There are also larger tour boats that take many tourists at once. This is probably your most expensive and least risky option.

If you're looking for good accomodations while in Manaus at discount prices search: Discount travel search.

Wednesday, July 9, 2008

Traveling to Manaus

The most common way to travel to Manaus is by air. We have gotten there overland by bus from Caracas Venezuela, but that was an adventure meriting it's own blog entry in itself. I would not recommend that route today for Americans because of the political environment there.

You can also arrive by ship, or boat, but the boats will be coming from other cities along the Amazon and the ships I have never done so I can not give any advice there.

Manaus is the largest city inland along the Amazon River.
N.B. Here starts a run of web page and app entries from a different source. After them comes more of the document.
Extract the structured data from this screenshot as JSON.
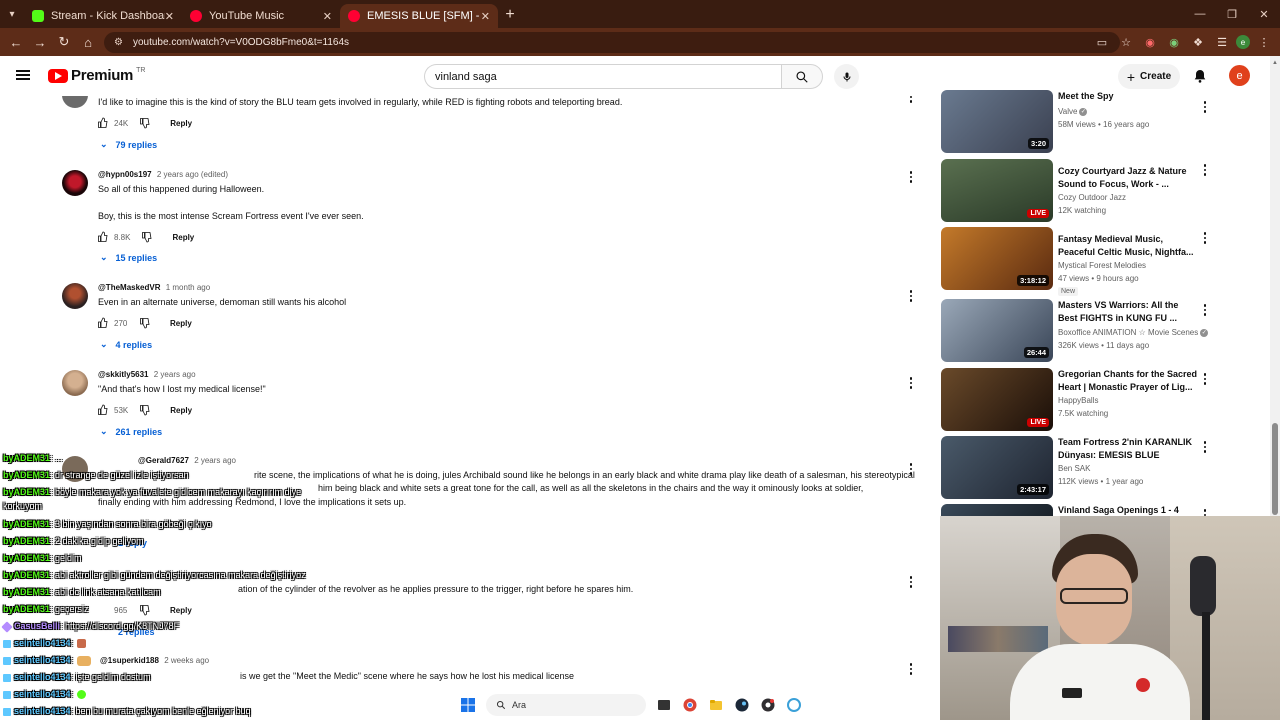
{
  "browser": {
    "tabs": [
      {
        "label": "Stream - Kick Dashboard",
        "color": "#53fc18",
        "active": false
      },
      {
        "label": "YouTube Music",
        "color": "#ff0033",
        "active": false
      },
      {
        "label": "EMESIS BLUE [SFM] - YouTube",
        "color": "#ff0033",
        "active": true
      }
    ],
    "url": "youtube.com/watch?v=V0ODG8bFme0&t=1164s"
  },
  "masthead": {
    "logo_text": "Premium",
    "region": "TR",
    "search_value": "vinland saga",
    "create_label": "Create",
    "avatar_letter": "e"
  },
  "comments": [
    {
      "author": "",
      "time": "",
      "text": [
        "I'd like to imagine this is the kind of story the BLU team gets involved in regularly, while RED is fighting robots and teleporting bread."
      ],
      "likes": "24K",
      "reply_label": "Reply",
      "replies": "79 replies"
    },
    {
      "author": "@hypn00s197",
      "time": "2 years ago (edited)",
      "text": [
        "So all of this happened during Halloween.",
        "",
        "Boy, this is the most intense Scream Fortress event I've ever seen."
      ],
      "likes": "8.8K",
      "reply_label": "Reply",
      "replies": "15 replies"
    },
    {
      "author": "@TheMaskedVR",
      "time": "1 month ago",
      "text": [
        "Even in an alternate universe, demoman still wants his alcohol"
      ],
      "likes": "270",
      "reply_label": "Reply",
      "replies": "4 replies"
    },
    {
      "author": "@skkitly5631",
      "time": "2 years ago",
      "text": [
        "\"And that's how I lost my medical license!\""
      ],
      "likes": "53K",
      "reply_label": "Reply",
      "replies": "261 replies"
    },
    {
      "author": "@Gerald7627",
      "time": "2 years ago",
      "text": [
        "rite scene, the implications of what he is doing, jules Archibald sound like he belongs in an early black and white drama play like death of a salesman, his stereotypical",
        "him being black and white sets a great tone for the call, as well as all the skeletons in the chairs and the way it ominously looks at soldier,",
        "finally ending with him addressing Redmond, I love the implications it sets up."
      ],
      "likes": "",
      "reply_label": "",
      "replies": "1 reply"
    },
    {
      "author": "",
      "time": "",
      "text": [
        "ation of the cylinder of the revolver as he applies pressure to the trigger, right before he spares him."
      ],
      "likes": "965",
      "reply_label": "Reply",
      "replies": "2 replies"
    },
    {
      "author": "@1superkid188",
      "time": "2 weeks ago",
      "text": [
        "is we get the \"Meet the Medic\" scene where he says how he lost his medical license"
      ],
      "likes": "",
      "reply_label": "",
      "replies": ""
    }
  ],
  "sidebar": [
    {
      "title": "Meet the Spy",
      "channel": "Valve",
      "verified": true,
      "stats": "58M views • 16 years ago",
      "duration": "3:20",
      "live": false,
      "new_badge": "",
      "thumb": "#4a5a70"
    },
    {
      "title": "Cozy Courtyard Jazz & Nature Sound to Focus, Work - ...",
      "channel": "Cozy Outdoor Jazz",
      "verified": false,
      "stats": "12K watching",
      "duration": "",
      "live": true,
      "live_label": "LIVE",
      "new_badge": "",
      "thumb": "#3f5a3a"
    },
    {
      "title": "Fantasy Medieval Music, Peaceful Celtic Music, Nightfa...",
      "channel": "Mystical Forest Melodies",
      "verified": false,
      "stats": "47 views • 9 hours ago",
      "duration": "3:18:12",
      "live": false,
      "new_badge": "New",
      "thumb": "#8a4a1a"
    },
    {
      "title": "Masters VS Warriors: All the Best FIGHTS in KUNG FU ...",
      "channel": "Boxoffice ANIMATION ☆ Movie Scenes",
      "verified": true,
      "stats": "326K views • 11 days ago",
      "duration": "26:44",
      "live": false,
      "new_badge": "",
      "thumb": "#5a6a80"
    },
    {
      "title": "Gregorian Chants for the Sacred Heart | Monastic Prayer of Lig...",
      "channel": "HappyBalls",
      "verified": false,
      "stats": "7.5K watching",
      "duration": "",
      "live": true,
      "live_label": "LIVE",
      "new_badge": "",
      "thumb": "#3a2416"
    },
    {
      "title": "Team Fortress 2'nin KARANLIK Dünyası: EMESIS BLUE",
      "channel": "Ben SAK",
      "verified": false,
      "stats": "112K views • 1 year ago",
      "duration": "2:43:17",
      "live": false,
      "new_badge": "",
      "thumb": "#3a3e4a"
    },
    {
      "title": "Vinland Saga Openings 1 - 4",
      "channel": "",
      "verified": false,
      "stats": "",
      "duration": "",
      "live": false,
      "new_badge": "",
      "thumb": "#2a3a4a"
    }
  ],
  "chat": [
    {
      "user": "byADEM31",
      "text": ": ...",
      "color": "#53fc18"
    },
    {
      "user": "byADEM31",
      "text": ": dr strange de güzel izle iştiyorsan",
      "color": "#53fc18"
    },
    {
      "user": "byADEM31",
      "text": ": böyle makara yok ya fuvalete gidicem makarayı kaçırırım diye",
      "color": "#53fc18"
    },
    {
      "user": "",
      "text": "korkuyom",
      "color": "#53fc18"
    },
    {
      "user": "byADEM31",
      "text": ": 3 bin yaşından sonra bira göbeği çıkıyo",
      "color": "#53fc18"
    },
    {
      "user": "byADEM31",
      "text": ": 2 dakika gidip geliyom",
      "color": "#53fc18"
    },
    {
      "user": "byADEM31",
      "text": ": geldim",
      "color": "#53fc18"
    },
    {
      "user": "byADEM31",
      "text": ": abi aktroller gibi gündem değiştiriyorcasına makara değiştiriyoz",
      "color": "#53fc18"
    },
    {
      "user": "byADEM31",
      "text": ": abi dc link atsana katılcam",
      "color": "#53fc18"
    },
    {
      "user": "byADEM31",
      "text": ": geçersiz",
      "color": "#53fc18"
    },
    {
      "user": "CasusBelli",
      "text": ": https://discord.gg/K8TNJ78F",
      "color": "#b48cff"
    },
    {
      "user": "seintello4134",
      "text": ":",
      "color": "#5ec8ff"
    },
    {
      "user": "seintello4134",
      "text": ":",
      "color": "#5ec8ff"
    },
    {
      "user": "seintello4134",
      "text": ": işte geldim dostum",
      "color": "#5ec8ff"
    },
    {
      "user": "seintello4134",
      "text": ":",
      "color": "#5ec8ff"
    },
    {
      "user": "seintello4134",
      "text": ": ben bu murata çakıyom benle eğleniyor buq",
      "color": "#5ec8ff"
    }
  ],
  "taskbar": {
    "search_placeholder": "Ara"
  },
  "colors": {
    "accent_blue": "#065fd4",
    "brand_red": "#ff0000",
    "browser_frame": "#5d2c18"
  }
}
You can fly there directly from Miami and many capitol cities in Latin America, however many of the direct flights to Manaus have in recent years been re-routed through Sao Paulo. This can add up to 24 hours to your travel
time if you are not aware. I thought it was bad a few years ago when we flew from Porto Velho to Manaus (about an hour long flight) Then from Manaus to Sao Paulo to catch the international flight to Miami. Exactly 12 hours after leaving Manaus, we were flying directly over Manaus at 35,000 feet. It is in direct line between Sao Paulo and Miami, however that is about an 8 hour flight, compared to the 5 hours if we could have flown directly. However my last trip from Porto Velho to Dallas beat all my previous records - 36 hours from door to door. Most of that waiting in airports in Brasilia, Sao Paulo, Miami, Charlotte, then finally Dallas. Sometimes the cheapest flight is not always the most direct, but if you don't mind flying a round about route and waiting in airports, and have limited funds, this is one way you can go. But be sure to research thoroughly the best prices and routes before committing yourself to a purchase.

Many people do not allow for the long travel time to get to the Amazon and they are exhausted when they arrive. So I recommend that you allow at least two days for travel, if coming from the States, and more if coming from Europe or Asia.

Once you get there, the things you can do and see in Manaus are many. And that will be the topic of my next posting.

Wednesday, July 2, 2008

How to Travel the Brazilian Amazon Part 1

Having lived in the Amazon basin for over 34 years and travelled back and forth many times between the USA and Brazil, I have learned a few tricks, and also plenty of things NOT to do. Over the next few postings I would like to share some with you.

Many consider the Amazon to be a mysterious place with wild hostile indians, anacondas, piranhas, jaguars and exotic insects. And this is true. Others are expecting an Indiana Jones type adventure, and are shocked to find that Manaus is a highly industrialized city of 3 million people, and Belem, at the mouth, is also a highly populated area. Porto Velho, where we have lived for 28 years has grown from under 100,000 to over 400,000 and the projection is for it to reach 500,000 in the next few years as construction is begun on the hydroelectric dam on the Rio Madeira.

In the next post I will talk about some of the things you can do and see in Manaus.